What you will do: Restate the following entries exactly. Keep the pictures out.

Extracted records:
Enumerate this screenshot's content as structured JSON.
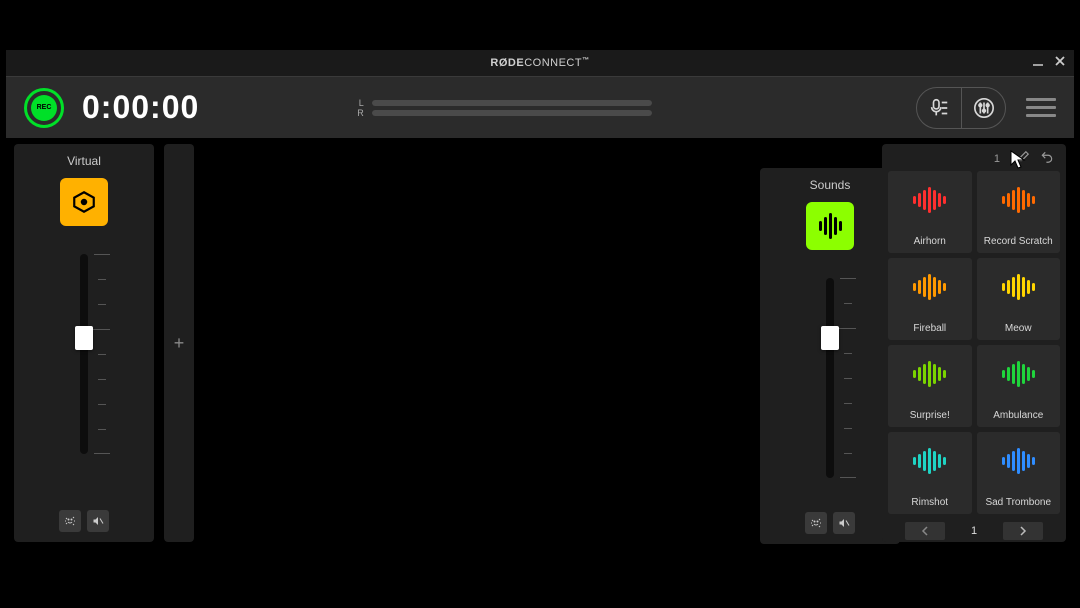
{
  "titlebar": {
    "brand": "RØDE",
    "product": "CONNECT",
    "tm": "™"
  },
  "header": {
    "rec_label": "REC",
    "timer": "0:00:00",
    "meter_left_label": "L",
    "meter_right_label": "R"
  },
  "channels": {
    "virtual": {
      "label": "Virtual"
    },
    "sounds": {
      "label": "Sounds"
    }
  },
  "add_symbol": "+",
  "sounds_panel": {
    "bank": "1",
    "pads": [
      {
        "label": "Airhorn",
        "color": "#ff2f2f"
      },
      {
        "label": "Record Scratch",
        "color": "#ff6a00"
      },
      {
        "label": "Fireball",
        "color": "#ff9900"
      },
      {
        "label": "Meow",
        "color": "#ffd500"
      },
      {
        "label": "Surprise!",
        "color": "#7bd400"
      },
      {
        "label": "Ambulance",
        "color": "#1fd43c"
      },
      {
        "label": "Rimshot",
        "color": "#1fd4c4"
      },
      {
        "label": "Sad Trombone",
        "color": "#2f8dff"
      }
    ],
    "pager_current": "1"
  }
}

Answer to the exercise:
Enumerate this screenshot's content as structured JSON.
{
  "titlebar": {
    "brand": "RØDE",
    "product": "CONNECT",
    "tm": "™"
  },
  "header": {
    "rec_label": "REC",
    "timer": "0:00:00",
    "meter_left_label": "L",
    "meter_right_label": "R"
  },
  "channels": {
    "virtual": {
      "label": "Virtual"
    },
    "sounds": {
      "label": "Sounds"
    }
  },
  "add_symbol": "+",
  "sounds_panel": {
    "bank": "1",
    "pads": [
      {
        "label": "Airhorn",
        "color": "#ff2f2f"
      },
      {
        "label": "Record Scratch",
        "color": "#ff6a00"
      },
      {
        "label": "Fireball",
        "color": "#ff9900"
      },
      {
        "label": "Meow",
        "color": "#ffd500"
      },
      {
        "label": "Surprise!",
        "color": "#7bd400"
      },
      {
        "label": "Ambulance",
        "color": "#1fd43c"
      },
      {
        "label": "Rimshot",
        "color": "#1fd4c4"
      },
      {
        "label": "Sad Trombone",
        "color": "#2f8dff"
      }
    ],
    "pager_current": "1"
  }
}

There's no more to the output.